Elateridae of the British Isles

Structure and Distinguishing Features

Athous haemorrhoidalis - showing the sharp angles at the posterior corners of the pronotum. A distinct Elaterid feature.

Athous haemorrhoidalis - showing the sharp angles at the posterior corners of the pronotum. A distinct Elaterid feature.

The Elateridae are insects and are structured as so. Their bodies are split into three segments – the head, thorax and abdomen. They have one pair of wings which are protected by a modified outer pair known as the elytra. The outer casing of the thorax is known as the pronotum and in the Elateridae this shows distinctive angles on the posterior corners.

 

The antennae are often feathered or pectinate and are very distinctly segmented.

 

 The prosternum has a spike like process which slots into a groove in the mesosternum, it is this process that produces the violent flip and ‘click’ noise produced by the beetles when threatened or upside down.

Athous haemorrhoidalis - showing the serrated antennae, often very pronounced in the Elateridae. Males of some species, most noticebly of the genus Ctenicera, show strongly pectinate antennae.

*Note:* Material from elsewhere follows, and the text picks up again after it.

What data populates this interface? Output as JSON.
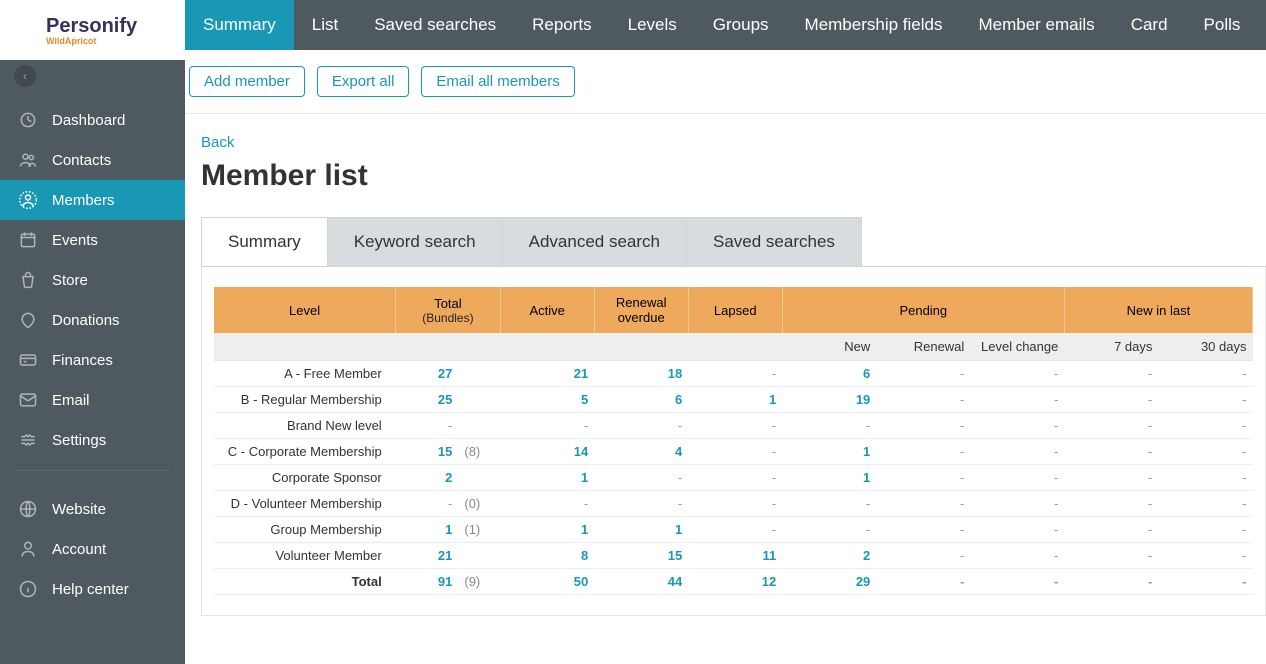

Athous haemorrhoidalis - showing the serrated antennae, often very pronounced in the Elateridae. Males of some species, most noticebly of the genus Ctenicera, show strongly pectinate antennae.

 

The prothorax and the mesothorax are loosley jointed, enabling the beetle to arch itself when ‘clicking’.